» **EXERCISE DETAILS**
Please state how many lines in the records that follow include "Shift", with no other output.

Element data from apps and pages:

-*-*-

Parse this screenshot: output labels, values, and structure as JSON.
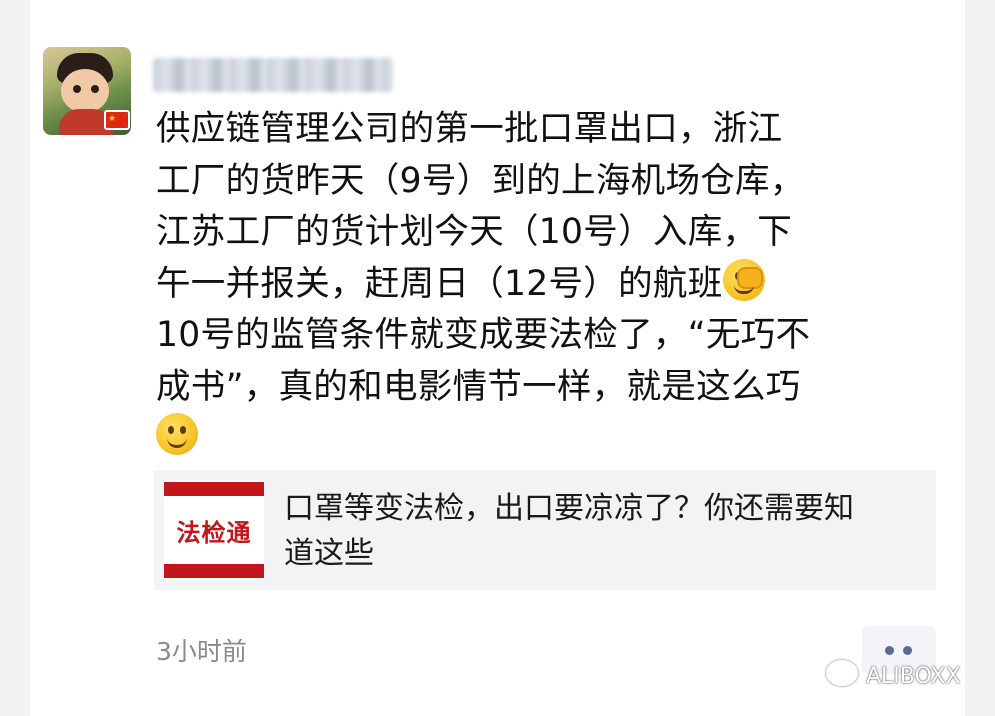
{
  "post": {
    "author_name_blurred": true,
    "text_lines": [
      "供应链管理公司的第一批口罩出口，浙江",
      "工厂的货昨天（9号）到的上海机场仓库，",
      "江苏工厂的货计划今天（10号）入库，下",
      "午一并报关，赶周日（12号）的航班",
      "10号的监管条件就变成要法检了，“无巧不",
      "成书”，真的和电影情节一样，就是这么巧"
    ],
    "emojis": [
      "facepalm-emoji",
      "smile-emoji"
    ],
    "flag_icon": "china-flag-icon"
  },
  "link_card": {
    "thumbnail_text": "法检通",
    "title_lines": [
      "口罩等变法检，出口要凉凉了？你还需要知",
      "道这些"
    ],
    "accent_color": "#c3161c"
  },
  "meta": {
    "timestamp": "3小时前",
    "more_icon": "more-dots-icon"
  },
  "watermark": {
    "text": "ALIBOXX"
  }
}
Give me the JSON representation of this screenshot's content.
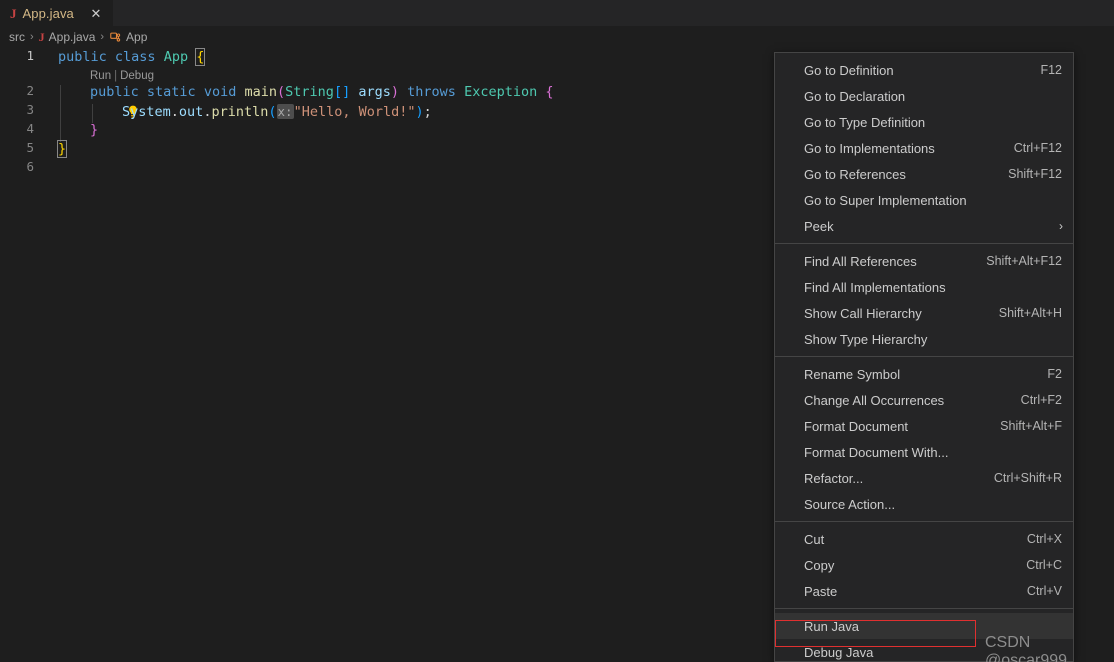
{
  "tab": {
    "icon": "java-file-icon",
    "label": "App.java",
    "close": "✕"
  },
  "breadcrumb": {
    "items": [
      {
        "label": "src",
        "icon": ""
      },
      {
        "label": "App.java",
        "icon": "java-file-icon"
      },
      {
        "label": "App",
        "icon": "class-symbol-icon"
      }
    ],
    "separator": "›"
  },
  "editor": {
    "line_numbers": [
      "1",
      "2",
      "3",
      "4",
      "5",
      "6"
    ],
    "codelens": {
      "run": "Run",
      "separator": "|",
      "debug": "Debug"
    },
    "lightbulb": "lightbulb-icon",
    "code": {
      "l1_public": "public",
      "l1_class": "class",
      "l1_app": "App",
      "l1_brace": "{",
      "l2_public": "public",
      "l2_static": "static",
      "l2_void": "void",
      "l2_main": "main",
      "l2_paren_open": "(",
      "l2_string": "String",
      "l2_brackets": "[]",
      "l2_args": "args",
      "l2_paren_close": ")",
      "l2_throws": "throws",
      "l2_exception": "Exception",
      "l2_brace": "{",
      "l3_system": "System",
      "l3_dot1": ".",
      "l3_out": "out",
      "l3_dot2": ".",
      "l3_println": "println",
      "l3_paren_open": "(",
      "l3_hint": "x:",
      "l3_string": "\"Hello, World!\"",
      "l3_paren_close": ")",
      "l3_semi": ";",
      "l4_brace": "}",
      "l5_brace": "}"
    }
  },
  "context_menu": {
    "groups": [
      {
        "items": [
          {
            "label": "Go to Definition",
            "key": "F12"
          },
          {
            "label": "Go to Declaration",
            "key": ""
          },
          {
            "label": "Go to Type Definition",
            "key": ""
          },
          {
            "label": "Go to Implementations",
            "key": "Ctrl+F12"
          },
          {
            "label": "Go to References",
            "key": "Shift+F12"
          },
          {
            "label": "Go to Super Implementation",
            "key": ""
          },
          {
            "label": "Peek",
            "key": "",
            "submenu": "›"
          }
        ]
      },
      {
        "items": [
          {
            "label": "Find All References",
            "key": "Shift+Alt+F12"
          },
          {
            "label": "Find All Implementations",
            "key": ""
          },
          {
            "label": "Show Call Hierarchy",
            "key": "Shift+Alt+H"
          },
          {
            "label": "Show Type Hierarchy",
            "key": ""
          }
        ]
      },
      {
        "items": [
          {
            "label": "Rename Symbol",
            "key": "F2"
          },
          {
            "label": "Change All Occurrences",
            "key": "Ctrl+F2"
          },
          {
            "label": "Format Document",
            "key": "Shift+Alt+F"
          },
          {
            "label": "Format Document With...",
            "key": ""
          },
          {
            "label": "Refactor...",
            "key": "Ctrl+Shift+R"
          },
          {
            "label": "Source Action...",
            "key": ""
          }
        ]
      },
      {
        "items": [
          {
            "label": "Cut",
            "key": "Ctrl+X"
          },
          {
            "label": "Copy",
            "key": "Ctrl+C"
          },
          {
            "label": "Paste",
            "key": "Ctrl+V"
          }
        ]
      },
      {
        "items": [
          {
            "label": "Run Java",
            "key": "",
            "highlighted": true
          },
          {
            "label": "Debug Java",
            "key": ""
          }
        ]
      }
    ]
  },
  "watermark": {
    "text": "CSDN @oscar999"
  },
  "colors": {
    "editor_bg": "#1e1e1e",
    "menu_bg": "#252526",
    "menu_border": "#454545",
    "highlight_red": "#e03030",
    "accent_orange": "#e8883a"
  }
}
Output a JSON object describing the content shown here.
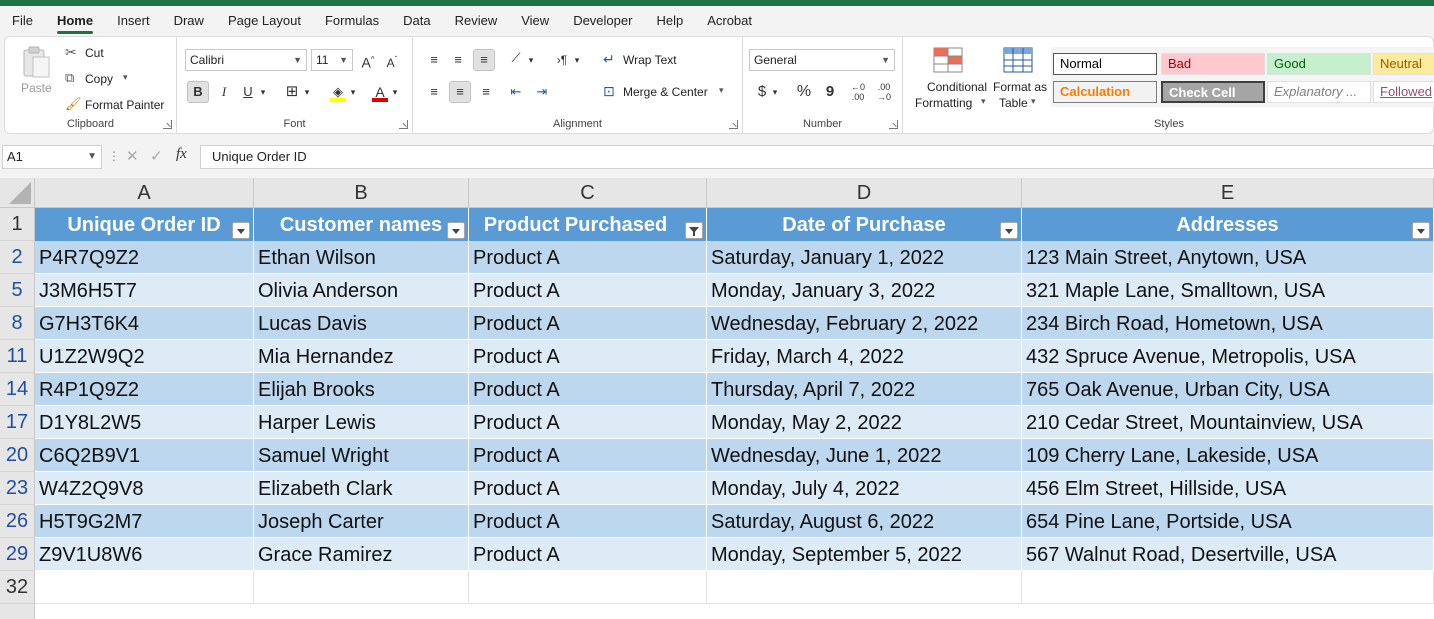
{
  "menu": {
    "tabs": [
      "File",
      "Home",
      "Insert",
      "Draw",
      "Page Layout",
      "Formulas",
      "Data",
      "Review",
      "View",
      "Developer",
      "Help",
      "Acrobat"
    ],
    "active": "Home"
  },
  "ribbon": {
    "clipboard": {
      "label": "Clipboard",
      "paste": "Paste",
      "cut": "Cut",
      "copy": "Copy",
      "format_painter": "Format Painter"
    },
    "font": {
      "label": "Font",
      "name": "Calibri",
      "size": "11",
      "bold": "B",
      "italic": "I",
      "underline": "U"
    },
    "alignment": {
      "label": "Alignment",
      "wrap_text": "Wrap Text",
      "merge_center": "Merge & Center"
    },
    "number": {
      "label": "Number",
      "format": "General",
      "currency": "$",
      "percent": "%",
      "comma": "9"
    },
    "styles": {
      "label": "Styles",
      "conditional_formatting_line1": "Conditional",
      "conditional_formatting_line2": "Formatting",
      "format_as_table_line1": "Format as",
      "format_as_table_line2": "Table",
      "cells": [
        {
          "text": "Normal",
          "bg": "#ffffff",
          "fg": "#000000"
        },
        {
          "text": "Bad",
          "bg": "#ffc7ce",
          "fg": "#9c0006"
        },
        {
          "text": "Good",
          "bg": "#c6efce",
          "fg": "#006100"
        },
        {
          "text": "Neutral",
          "bg": "#ffeb9c",
          "fg": "#9c5700"
        },
        {
          "text": "Calculation",
          "bg": "#f2f2f2",
          "fg": "#fa7d00"
        },
        {
          "text": "Check Cell",
          "bg": "#a5a5a5",
          "fg": "#ffffff"
        },
        {
          "text": "Explanatory ...",
          "bg": "#ffffff",
          "fg": "#7f7f7f"
        },
        {
          "text": "Followed",
          "bg": "#ffffff",
          "fg": "#954f72"
        }
      ]
    }
  },
  "formula_bar": {
    "name_box": "A1",
    "fx": "fx",
    "content": "Unique Order ID"
  },
  "sheet": {
    "columns": [
      "A",
      "B",
      "C",
      "D",
      "E"
    ],
    "header_row_number": "1",
    "headers": [
      "Unique Order ID",
      "Customer names",
      "Product Purchased",
      "Date of Purchase",
      "Addresses"
    ],
    "rows": [
      {
        "num": "2",
        "cells": [
          "P4R7Q9Z2",
          "Ethan Wilson",
          "Product A",
          "Saturday, January 1, 2022",
          "123 Main Street, Anytown, USA"
        ]
      },
      {
        "num": "5",
        "cells": [
          "J3M6H5T7",
          "Olivia Anderson",
          "Product A",
          "Monday, January 3, 2022",
          "321 Maple Lane, Smalltown, USA"
        ]
      },
      {
        "num": "8",
        "cells": [
          "G7H3T6K4",
          "Lucas Davis",
          "Product A",
          "Wednesday, February 2, 2022",
          "234 Birch Road, Hometown, USA"
        ]
      },
      {
        "num": "11",
        "cells": [
          "U1Z2W9Q2",
          "Mia Hernandez",
          "Product A",
          "Friday, March 4, 2022",
          "432 Spruce Avenue, Metropolis, USA"
        ]
      },
      {
        "num": "14",
        "cells": [
          "R4P1Q9Z2",
          "Elijah Brooks",
          "Product A",
          "Thursday, April 7, 2022",
          "765 Oak Avenue, Urban City, USA"
        ]
      },
      {
        "num": "17",
        "cells": [
          "D1Y8L2W5",
          "Harper Lewis",
          "Product A",
          "Monday, May 2, 2022",
          "210 Cedar Street, Mountainview, USA"
        ]
      },
      {
        "num": "20",
        "cells": [
          "C6Q2B9V1",
          "Samuel Wright",
          "Product A",
          "Wednesday, June 1, 2022",
          "109 Cherry Lane, Lakeside, USA"
        ]
      },
      {
        "num": "23",
        "cells": [
          "W4Z2Q9V8",
          "Elizabeth Clark",
          "Product A",
          "Monday, July 4, 2022",
          "456 Elm Street, Hillside, USA"
        ]
      },
      {
        "num": "26",
        "cells": [
          "H5T9G2M7",
          "Joseph Carter",
          "Product A",
          "Saturday, August 6, 2022",
          "654 Pine Lane, Portside, USA"
        ]
      },
      {
        "num": "29",
        "cells": [
          "Z9V1U8W6",
          "Grace Ramirez",
          "Product A",
          "Monday, September 5, 2022",
          "567 Walnut Road, Desertville, USA"
        ]
      }
    ],
    "empty_rows": [
      "32"
    ],
    "colors": {
      "header_bg": "#5b9bd5",
      "band1": "#bdd7ee",
      "band2": "#ddebf7",
      "row_number_filtered": "#1f4fa3"
    }
  }
}
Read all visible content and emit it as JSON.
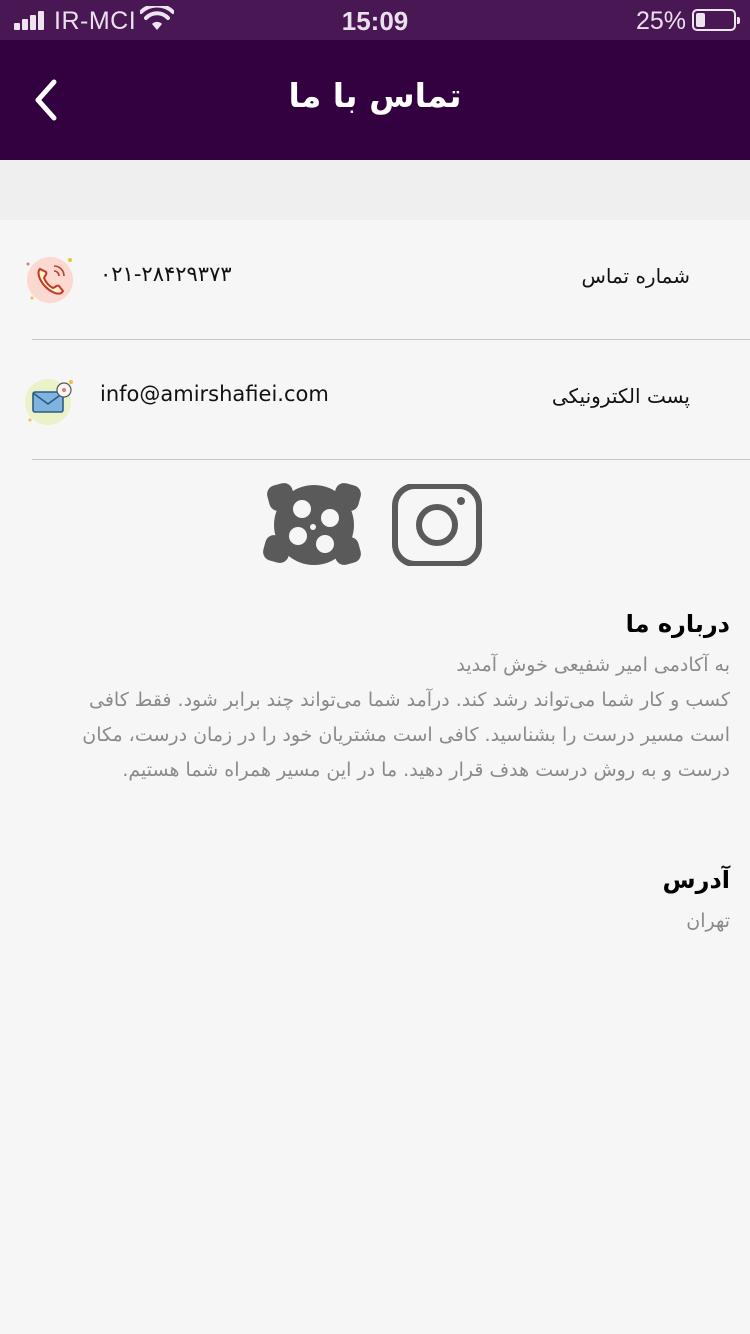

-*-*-

» **EXERCISE RESULT**
5